TMJ Treatment Costs
The prices you’ll pay to treat TMJ will vary, but here are some general estimates:
Aggregated data from https://health.costhelper.com/temporomandibular-joint.html
For the majority of people, the best treatment for TMJD is the least invasive option that provides relief. Since there are so many risks involved in TMJ surgery, you should exhaust the noninvasive treatments that are appropriate for your situation.
It’s also important to give yourself the best chance to see results from noninvasive methods like wearing a TMJ mouthguard from CustMbite. Skipping TMJ exercises or neglecting to wear your mouthguard can inflame your temporomandibular joint, setting back progress.
Some patients find it effective to incorporate treatments into their everyday habits.
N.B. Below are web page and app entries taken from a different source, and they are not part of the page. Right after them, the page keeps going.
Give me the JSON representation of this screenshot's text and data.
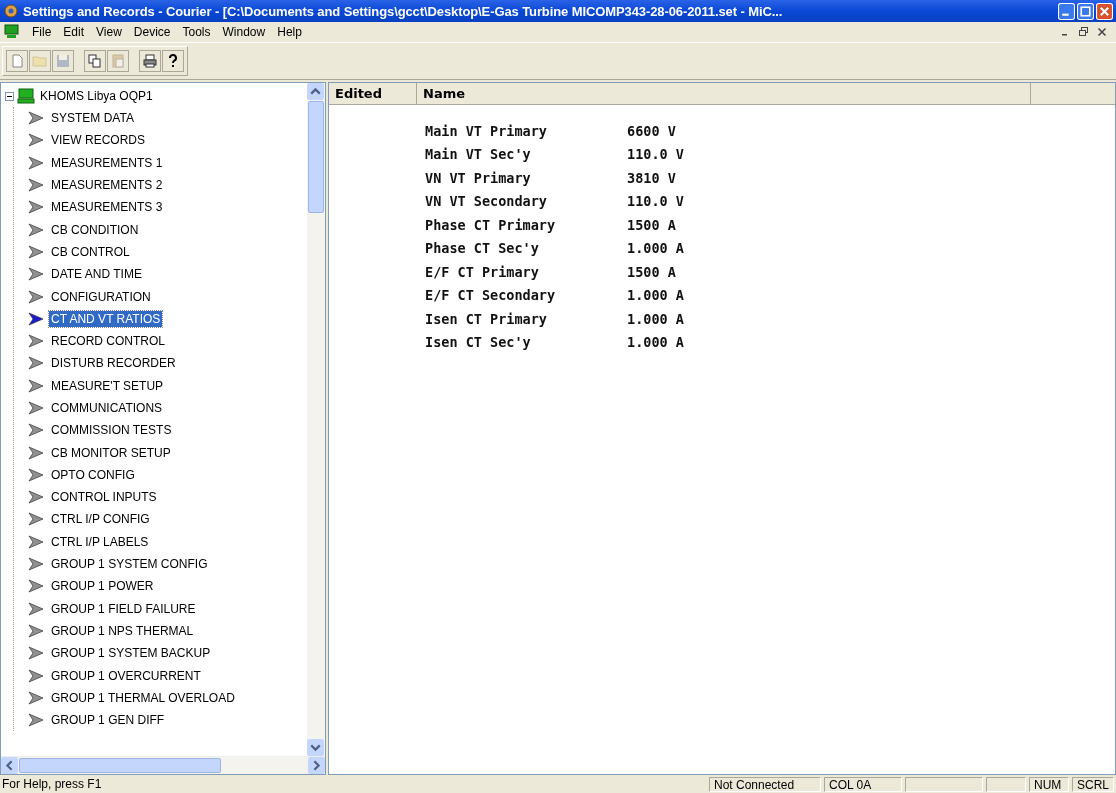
{
  "window": {
    "title": "Settings and Records - Courier - [C:\\Documents and Settings\\gcct\\Desktop\\E-Gas Turbine MICOMP343-28-06-2011.set - MiC..."
  },
  "menu": [
    "File",
    "Edit",
    "View",
    "Device",
    "Tools",
    "Window",
    "Help"
  ],
  "toolbar": [
    {
      "kind": "new",
      "disabled": false
    },
    {
      "kind": "open",
      "disabled": true
    },
    {
      "kind": "save",
      "disabled": true
    },
    {
      "kind": "sep"
    },
    {
      "kind": "copy",
      "disabled": false
    },
    {
      "kind": "paste",
      "disabled": true
    },
    {
      "kind": "sep"
    },
    {
      "kind": "print",
      "disabled": false
    },
    {
      "kind": "help",
      "disabled": false
    }
  ],
  "tree": {
    "label": "KHOMS Libya OQP1",
    "expanded": true,
    "children": [
      {
        "label": "SYSTEM DATA",
        "selected": false
      },
      {
        "label": "VIEW RECORDS",
        "selected": false
      },
      {
        "label": "MEASUREMENTS 1",
        "selected": false
      },
      {
        "label": "MEASUREMENTS 2",
        "selected": false
      },
      {
        "label": "MEASUREMENTS 3",
        "selected": false
      },
      {
        "label": "CB CONDITION",
        "selected": false
      },
      {
        "label": "CB CONTROL",
        "selected": false
      },
      {
        "label": "DATE AND TIME",
        "selected": false
      },
      {
        "label": "CONFIGURATION",
        "selected": false
      },
      {
        "label": "CT AND VT RATIOS",
        "selected": true
      },
      {
        "label": "RECORD CONTROL",
        "selected": false
      },
      {
        "label": "DISTURB RECORDER",
        "selected": false
      },
      {
        "label": "MEASURE'T SETUP",
        "selected": false
      },
      {
        "label": "COMMUNICATIONS",
        "selected": false
      },
      {
        "label": "COMMISSION TESTS",
        "selected": false
      },
      {
        "label": "CB MONITOR SETUP",
        "selected": false
      },
      {
        "label": "OPTO CONFIG",
        "selected": false
      },
      {
        "label": "CONTROL INPUTS",
        "selected": false
      },
      {
        "label": "CTRL I/P CONFIG",
        "selected": false
      },
      {
        "label": "CTRL I/P LABELS",
        "selected": false
      },
      {
        "label": "GROUP 1 SYSTEM CONFIG",
        "selected": false
      },
      {
        "label": "GROUP 1 POWER",
        "selected": false
      },
      {
        "label": "GROUP 1 FIELD FAILURE",
        "selected": false
      },
      {
        "label": "GROUP 1 NPS THERMAL",
        "selected": false
      },
      {
        "label": "GROUP 1 SYSTEM BACKUP",
        "selected": false
      },
      {
        "label": "GROUP 1 OVERCURRENT",
        "selected": false
      },
      {
        "label": "GROUP 1 THERMAL OVERLOAD",
        "selected": false
      },
      {
        "label": "GROUP 1 GEN DIFF",
        "selected": false
      }
    ]
  },
  "table": {
    "columns": [
      "Edited",
      "Name"
    ],
    "rows": [
      {
        "name": "Main VT Primary",
        "value": "6600 V"
      },
      {
        "name": "Main VT Sec'y",
        "value": "110.0 V"
      },
      {
        "name": "VN VT Primary",
        "value": "3810 V"
      },
      {
        "name": "VN VT Secondary",
        "value": "110.0 V"
      },
      {
        "name": "Phase CT Primary",
        "value": "1500 A"
      },
      {
        "name": "Phase CT Sec'y",
        "value": "1.000 A"
      },
      {
        "name": "E/F CT Primary",
        "value": "1500 A"
      },
      {
        "name": "E/F CT Secondary",
        "value": "1.000 A"
      },
      {
        "name": "Isen CT Primary",
        "value": "1.000 A"
      },
      {
        "name": "Isen CT Sec'y",
        "value": "1.000 A"
      }
    ]
  },
  "status_bar": {
    "help": "For Help, press F1",
    "panes": [
      {
        "kind": "text",
        "text": "Not Connected"
      },
      {
        "kind": "text",
        "text": "COL 0A"
      },
      {
        "kind": "blank"
      },
      {
        "kind": "blank"
      },
      {
        "kind": "text",
        "text": "NUM"
      },
      {
        "kind": "text",
        "text": "SCRL"
      }
    ]
  }
}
For example, you might try inserting a TMJ mouthguard from CustMbite into your bedtime routine or practice your TMJ exercises during your commute. But whether you tie a string around your finger or set a daily alert on your phone, remember to be diligent and consistent.
Alleviate TMJ pain without surgery
Though the symptoms of TMJD are painful, it’s estimated that only 15 percent of patients will develop chronic TMJ disorder. Many people are able to reduce or even eliminate the side effects of TMJD through noninvasive and natural methods. CustMbite offers an effective, affordable, over the counter way to alleviate the symptoms of your TMJ. If you’re looking for relief without resorting to TMJ surgery, try the best TMJ mouth guard today.
Your comfort is our highest priority.
Sleep comfortably with CustMbite. Bruxism and TMJ disorder, both often caused by teeth grinding or clenching during sleep, can cause many problems, including jaw discomfort, headaches, and sleep disruption.
With CustMbite, you can rest assured knowing that our nightguard was created specifically with your comfort in mind. Our patented Vistamaxx™ material will provide a snug and secure fit to your teeth, so not only will they be protected from grinding and clenching, you'll also sleep comfortable every night.